__ACTIVITY__. The reply should contain all the data below, repeated exactly, and none of the images.

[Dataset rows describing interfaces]
::::::::
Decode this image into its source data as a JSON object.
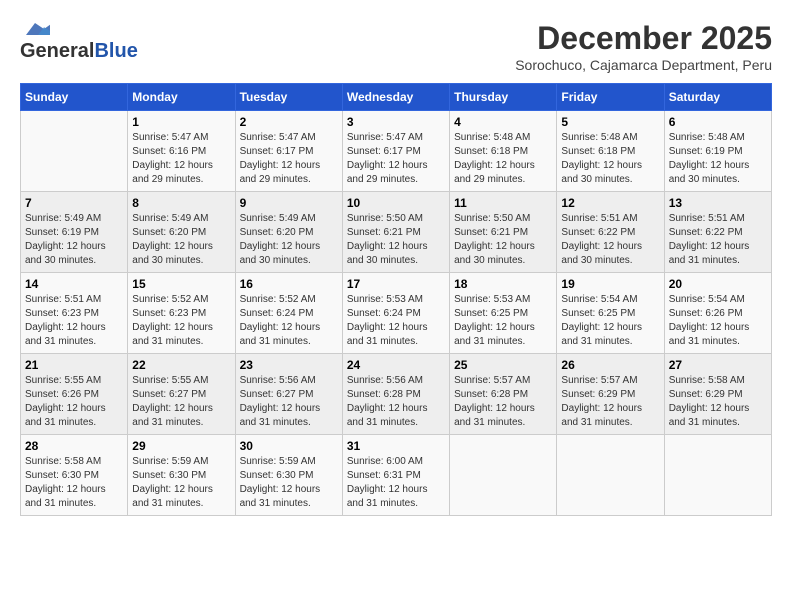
{
  "header": {
    "logo_general": "General",
    "logo_blue": "Blue",
    "month_title": "December 2025",
    "subtitle": "Sorochuco, Cajamarca Department, Peru"
  },
  "days_of_week": [
    "Sunday",
    "Monday",
    "Tuesday",
    "Wednesday",
    "Thursday",
    "Friday",
    "Saturday"
  ],
  "weeks": [
    [
      {
        "day": "",
        "sunrise": "",
        "sunset": "",
        "daylight": ""
      },
      {
        "day": "1",
        "sunrise": "Sunrise: 5:47 AM",
        "sunset": "Sunset: 6:16 PM",
        "daylight": "Daylight: 12 hours and 29 minutes."
      },
      {
        "day": "2",
        "sunrise": "Sunrise: 5:47 AM",
        "sunset": "Sunset: 6:17 PM",
        "daylight": "Daylight: 12 hours and 29 minutes."
      },
      {
        "day": "3",
        "sunrise": "Sunrise: 5:47 AM",
        "sunset": "Sunset: 6:17 PM",
        "daylight": "Daylight: 12 hours and 29 minutes."
      },
      {
        "day": "4",
        "sunrise": "Sunrise: 5:48 AM",
        "sunset": "Sunset: 6:18 PM",
        "daylight": "Daylight: 12 hours and 29 minutes."
      },
      {
        "day": "5",
        "sunrise": "Sunrise: 5:48 AM",
        "sunset": "Sunset: 6:18 PM",
        "daylight": "Daylight: 12 hours and 30 minutes."
      },
      {
        "day": "6",
        "sunrise": "Sunrise: 5:48 AM",
        "sunset": "Sunset: 6:19 PM",
        "daylight": "Daylight: 12 hours and 30 minutes."
      }
    ],
    [
      {
        "day": "7",
        "sunrise": "Sunrise: 5:49 AM",
        "sunset": "Sunset: 6:19 PM",
        "daylight": "Daylight: 12 hours and 30 minutes."
      },
      {
        "day": "8",
        "sunrise": "Sunrise: 5:49 AM",
        "sunset": "Sunset: 6:20 PM",
        "daylight": "Daylight: 12 hours and 30 minutes."
      },
      {
        "day": "9",
        "sunrise": "Sunrise: 5:49 AM",
        "sunset": "Sunset: 6:20 PM",
        "daylight": "Daylight: 12 hours and 30 minutes."
      },
      {
        "day": "10",
        "sunrise": "Sunrise: 5:50 AM",
        "sunset": "Sunset: 6:21 PM",
        "daylight": "Daylight: 12 hours and 30 minutes."
      },
      {
        "day": "11",
        "sunrise": "Sunrise: 5:50 AM",
        "sunset": "Sunset: 6:21 PM",
        "daylight": "Daylight: 12 hours and 30 minutes."
      },
      {
        "day": "12",
        "sunrise": "Sunrise: 5:51 AM",
        "sunset": "Sunset: 6:22 PM",
        "daylight": "Daylight: 12 hours and 30 minutes."
      },
      {
        "day": "13",
        "sunrise": "Sunrise: 5:51 AM",
        "sunset": "Sunset: 6:22 PM",
        "daylight": "Daylight: 12 hours and 31 minutes."
      }
    ],
    [
      {
        "day": "14",
        "sunrise": "Sunrise: 5:51 AM",
        "sunset": "Sunset: 6:23 PM",
        "daylight": "Daylight: 12 hours and 31 minutes."
      },
      {
        "day": "15",
        "sunrise": "Sunrise: 5:52 AM",
        "sunset": "Sunset: 6:23 PM",
        "daylight": "Daylight: 12 hours and 31 minutes."
      },
      {
        "day": "16",
        "sunrise": "Sunrise: 5:52 AM",
        "sunset": "Sunset: 6:24 PM",
        "daylight": "Daylight: 12 hours and 31 minutes."
      },
      {
        "day": "17",
        "sunrise": "Sunrise: 5:53 AM",
        "sunset": "Sunset: 6:24 PM",
        "daylight": "Daylight: 12 hours and 31 minutes."
      },
      {
        "day": "18",
        "sunrise": "Sunrise: 5:53 AM",
        "sunset": "Sunset: 6:25 PM",
        "daylight": "Daylight: 12 hours and 31 minutes."
      },
      {
        "day": "19",
        "sunrise": "Sunrise: 5:54 AM",
        "sunset": "Sunset: 6:25 PM",
        "daylight": "Daylight: 12 hours and 31 minutes."
      },
      {
        "day": "20",
        "sunrise": "Sunrise: 5:54 AM",
        "sunset": "Sunset: 6:26 PM",
        "daylight": "Daylight: 12 hours and 31 minutes."
      }
    ],
    [
      {
        "day": "21",
        "sunrise": "Sunrise: 5:55 AM",
        "sunset": "Sunset: 6:26 PM",
        "daylight": "Daylight: 12 hours and 31 minutes."
      },
      {
        "day": "22",
        "sunrise": "Sunrise: 5:55 AM",
        "sunset": "Sunset: 6:27 PM",
        "daylight": "Daylight: 12 hours and 31 minutes."
      },
      {
        "day": "23",
        "sunrise": "Sunrise: 5:56 AM",
        "sunset": "Sunset: 6:27 PM",
        "daylight": "Daylight: 12 hours and 31 minutes."
      },
      {
        "day": "24",
        "sunrise": "Sunrise: 5:56 AM",
        "sunset": "Sunset: 6:28 PM",
        "daylight": "Daylight: 12 hours and 31 minutes."
      },
      {
        "day": "25",
        "sunrise": "Sunrise: 5:57 AM",
        "sunset": "Sunset: 6:28 PM",
        "daylight": "Daylight: 12 hours and 31 minutes."
      },
      {
        "day": "26",
        "sunrise": "Sunrise: 5:57 AM",
        "sunset": "Sunset: 6:29 PM",
        "daylight": "Daylight: 12 hours and 31 minutes."
      },
      {
        "day": "27",
        "sunrise": "Sunrise: 5:58 AM",
        "sunset": "Sunset: 6:29 PM",
        "daylight": "Daylight: 12 hours and 31 minutes."
      }
    ],
    [
      {
        "day": "28",
        "sunrise": "Sunrise: 5:58 AM",
        "sunset": "Sunset: 6:30 PM",
        "daylight": "Daylight: 12 hours and 31 minutes."
      },
      {
        "day": "29",
        "sunrise": "Sunrise: 5:59 AM",
        "sunset": "Sunset: 6:30 PM",
        "daylight": "Daylight: 12 hours and 31 minutes."
      },
      {
        "day": "30",
        "sunrise": "Sunrise: 5:59 AM",
        "sunset": "Sunset: 6:30 PM",
        "daylight": "Daylight: 12 hours and 31 minutes."
      },
      {
        "day": "31",
        "sunrise": "Sunrise: 6:00 AM",
        "sunset": "Sunset: 6:31 PM",
        "daylight": "Daylight: 12 hours and 31 minutes."
      },
      {
        "day": "",
        "sunrise": "",
        "sunset": "",
        "daylight": ""
      },
      {
        "day": "",
        "sunrise": "",
        "sunset": "",
        "daylight": ""
      },
      {
        "day": "",
        "sunrise": "",
        "sunset": "",
        "daylight": ""
      }
    ]
  ]
}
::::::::
__FINISHED EXERCISE__.
Decode this image into its source data as a JSON object.
{
  "header": {
    "logo_general": "General",
    "logo_blue": "Blue",
    "month_title": "December 2025",
    "subtitle": "Sorochuco, Cajamarca Department, Peru"
  },
  "days_of_week": [
    "Sunday",
    "Monday",
    "Tuesday",
    "Wednesday",
    "Thursday",
    "Friday",
    "Saturday"
  ],
  "weeks": [
    [
      {
        "day": "",
        "sunrise": "",
        "sunset": "",
        "daylight": ""
      },
      {
        "day": "1",
        "sunrise": "Sunrise: 5:47 AM",
        "sunset": "Sunset: 6:16 PM",
        "daylight": "Daylight: 12 hours and 29 minutes."
      },
      {
        "day": "2",
        "sunrise": "Sunrise: 5:47 AM",
        "sunset": "Sunset: 6:17 PM",
        "daylight": "Daylight: 12 hours and 29 minutes."
      },
      {
        "day": "3",
        "sunrise": "Sunrise: 5:47 AM",
        "sunset": "Sunset: 6:17 PM",
        "daylight": "Daylight: 12 hours and 29 minutes."
      },
      {
        "day": "4",
        "sunrise": "Sunrise: 5:48 AM",
        "sunset": "Sunset: 6:18 PM",
        "daylight": "Daylight: 12 hours and 29 minutes."
      },
      {
        "day": "5",
        "sunrise": "Sunrise: 5:48 AM",
        "sunset": "Sunset: 6:18 PM",
        "daylight": "Daylight: 12 hours and 30 minutes."
      },
      {
        "day": "6",
        "sunrise": "Sunrise: 5:48 AM",
        "sunset": "Sunset: 6:19 PM",
        "daylight": "Daylight: 12 hours and 30 minutes."
      }
    ],
    [
      {
        "day": "7",
        "sunrise": "Sunrise: 5:49 AM",
        "sunset": "Sunset: 6:19 PM",
        "daylight": "Daylight: 12 hours and 30 minutes."
      },
      {
        "day": "8",
        "sunrise": "Sunrise: 5:49 AM",
        "sunset": "Sunset: 6:20 PM",
        "daylight": "Daylight: 12 hours and 30 minutes."
      },
      {
        "day": "9",
        "sunrise": "Sunrise: 5:49 AM",
        "sunset": "Sunset: 6:20 PM",
        "daylight": "Daylight: 12 hours and 30 minutes."
      },
      {
        "day": "10",
        "sunrise": "Sunrise: 5:50 AM",
        "sunset": "Sunset: 6:21 PM",
        "daylight": "Daylight: 12 hours and 30 minutes."
      },
      {
        "day": "11",
        "sunrise": "Sunrise: 5:50 AM",
        "sunset": "Sunset: 6:21 PM",
        "daylight": "Daylight: 12 hours and 30 minutes."
      },
      {
        "day": "12",
        "sunrise": "Sunrise: 5:51 AM",
        "sunset": "Sunset: 6:22 PM",
        "daylight": "Daylight: 12 hours and 30 minutes."
      },
      {
        "day": "13",
        "sunrise": "Sunrise: 5:51 AM",
        "sunset": "Sunset: 6:22 PM",
        "daylight": "Daylight: 12 hours and 31 minutes."
      }
    ],
    [
      {
        "day": "14",
        "sunrise": "Sunrise: 5:51 AM",
        "sunset": "Sunset: 6:23 PM",
        "daylight": "Daylight: 12 hours and 31 minutes."
      },
      {
        "day": "15",
        "sunrise": "Sunrise: 5:52 AM",
        "sunset": "Sunset: 6:23 PM",
        "daylight": "Daylight: 12 hours and 31 minutes."
      },
      {
        "day": "16",
        "sunrise": "Sunrise: 5:52 AM",
        "sunset": "Sunset: 6:24 PM",
        "daylight": "Daylight: 12 hours and 31 minutes."
      },
      {
        "day": "17",
        "sunrise": "Sunrise: 5:53 AM",
        "sunset": "Sunset: 6:24 PM",
        "daylight": "Daylight: 12 hours and 31 minutes."
      },
      {
        "day": "18",
        "sunrise": "Sunrise: 5:53 AM",
        "sunset": "Sunset: 6:25 PM",
        "daylight": "Daylight: 12 hours and 31 minutes."
      },
      {
        "day": "19",
        "sunrise": "Sunrise: 5:54 AM",
        "sunset": "Sunset: 6:25 PM",
        "daylight": "Daylight: 12 hours and 31 minutes."
      },
      {
        "day": "20",
        "sunrise": "Sunrise: 5:54 AM",
        "sunset": "Sunset: 6:26 PM",
        "daylight": "Daylight: 12 hours and 31 minutes."
      }
    ],
    [
      {
        "day": "21",
        "sunrise": "Sunrise: 5:55 AM",
        "sunset": "Sunset: 6:26 PM",
        "daylight": "Daylight: 12 hours and 31 minutes."
      },
      {
        "day": "22",
        "sunrise": "Sunrise: 5:55 AM",
        "sunset": "Sunset: 6:27 PM",
        "daylight": "Daylight: 12 hours and 31 minutes."
      },
      {
        "day": "23",
        "sunrise": "Sunrise: 5:56 AM",
        "sunset": "Sunset: 6:27 PM",
        "daylight": "Daylight: 12 hours and 31 minutes."
      },
      {
        "day": "24",
        "sunrise": "Sunrise: 5:56 AM",
        "sunset": "Sunset: 6:28 PM",
        "daylight": "Daylight: 12 hours and 31 minutes."
      },
      {
        "day": "25",
        "sunrise": "Sunrise: 5:57 AM",
        "sunset": "Sunset: 6:28 PM",
        "daylight": "Daylight: 12 hours and 31 minutes."
      },
      {
        "day": "26",
        "sunrise": "Sunrise: 5:57 AM",
        "sunset": "Sunset: 6:29 PM",
        "daylight": "Daylight: 12 hours and 31 minutes."
      },
      {
        "day": "27",
        "sunrise": "Sunrise: 5:58 AM",
        "sunset": "Sunset: 6:29 PM",
        "daylight": "Daylight: 12 hours and 31 minutes."
      }
    ],
    [
      {
        "day": "28",
        "sunrise": "Sunrise: 5:58 AM",
        "sunset": "Sunset: 6:30 PM",
        "daylight": "Daylight: 12 hours and 31 minutes."
      },
      {
        "day": "29",
        "sunrise": "Sunrise: 5:59 AM",
        "sunset": "Sunset: 6:30 PM",
        "daylight": "Daylight: 12 hours and 31 minutes."
      },
      {
        "day": "30",
        "sunrise": "Sunrise: 5:59 AM",
        "sunset": "Sunset: 6:30 PM",
        "daylight": "Daylight: 12 hours and 31 minutes."
      },
      {
        "day": "31",
        "sunrise": "Sunrise: 6:00 AM",
        "sunset": "Sunset: 6:31 PM",
        "daylight": "Daylight: 12 hours and 31 minutes."
      },
      {
        "day": "",
        "sunrise": "",
        "sunset": "",
        "daylight": ""
      },
      {
        "day": "",
        "sunrise": "",
        "sunset": "",
        "daylight": ""
      },
      {
        "day": "",
        "sunrise": "",
        "sunset": "",
        "daylight": ""
      }
    ]
  ]
}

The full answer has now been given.